The Himalayas could experience major earthquakes, according to new findings by a team of researchers at the National Geophysical Research Institute (NGRI) in Hyderabad and Stanford University in the US. The study was published in the recently-released Nature India journal.
Their inference is based on seismic imaging of the region below Garhwal Himalayas. Seismic imaging - somewhat similar to medical imaging - is a geophysical technique to investigate sub-surface structures from measurements made at the surface.
The Himalayan range was formed, and remains active due to the collision of the Indian and Asian continental plates initiated around 50 million years ago. "This convergence is manifested by shortening across the Himalaya, building up of strain and occurrence of great earthquakes," Shyam Rai, chief scientist of NGRI and project leader of the Indian team told Nature India.
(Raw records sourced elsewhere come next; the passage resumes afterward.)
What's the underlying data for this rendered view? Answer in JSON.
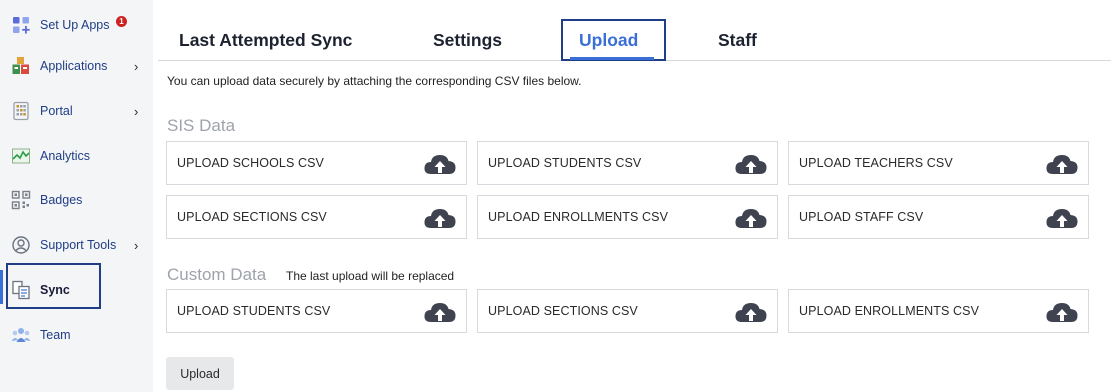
{
  "sidebar": {
    "items": [
      {
        "label": "Set Up Apps",
        "icon": "grid-plus-icon",
        "badge": "1"
      },
      {
        "label": "Applications",
        "icon": "app-blocks-icon",
        "chevron": "›"
      },
      {
        "label": "Portal",
        "icon": "portal-icon",
        "chevron": "›"
      },
      {
        "label": "Analytics",
        "icon": "analytics-icon"
      },
      {
        "label": "Badges",
        "icon": "qr-badge-icon"
      },
      {
        "label": "Support Tools",
        "icon": "support-person-icon",
        "chevron": "›"
      },
      {
        "label": "Sync",
        "icon": "sync-docs-icon",
        "active": true
      },
      {
        "label": "Team",
        "icon": "team-icon"
      }
    ]
  },
  "tabs": [
    {
      "label": "Last Attempted Sync"
    },
    {
      "label": "Settings"
    },
    {
      "label": "Upload",
      "active": true
    },
    {
      "label": "Staff"
    }
  ],
  "intro": "You can upload data securely by attaching the corresponding CSV files below.",
  "sis": {
    "title": "SIS Data",
    "cards": [
      "UPLOAD SCHOOLS CSV",
      "UPLOAD STUDENTS CSV",
      "UPLOAD TEACHERS CSV",
      "UPLOAD SECTIONS CSV",
      "UPLOAD ENROLLMENTS CSV",
      "UPLOAD STAFF CSV"
    ]
  },
  "custom": {
    "title": "Custom Data",
    "note": "The last upload will be replaced",
    "cards": [
      "UPLOAD STUDENTS CSV",
      "UPLOAD SECTIONS CSV",
      "UPLOAD ENROLLMENTS CSV"
    ]
  },
  "upload_button": "Upload",
  "colors": {
    "accent": "#3a6fd8",
    "frame": "#1f3e86",
    "nav_text": "#1f3e86",
    "badge": "#cc2222",
    "icon": "#3f4350"
  }
}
While scientists know that India is sub ducting under Asia, they have started studying in great detail the complexity of this collision zone recently - particularly about the Main Himalayan Thrust (MHT), the fault that separates the Indian continental plate from the Asian plate. The MHT has historically been responsible for a magnitude 8 to 9 earthquake every several hundred years.
The researchers seismically imaged the sub ducting Indian plate in a transect across the Garhwal Himalaya, and related this image to the seismicity, geomorphology and tectonics of the collision zone.
Seismic images of the MHT created by the Stanford-NGRI group reveal that deformation in the Himalaya is localised on MHT.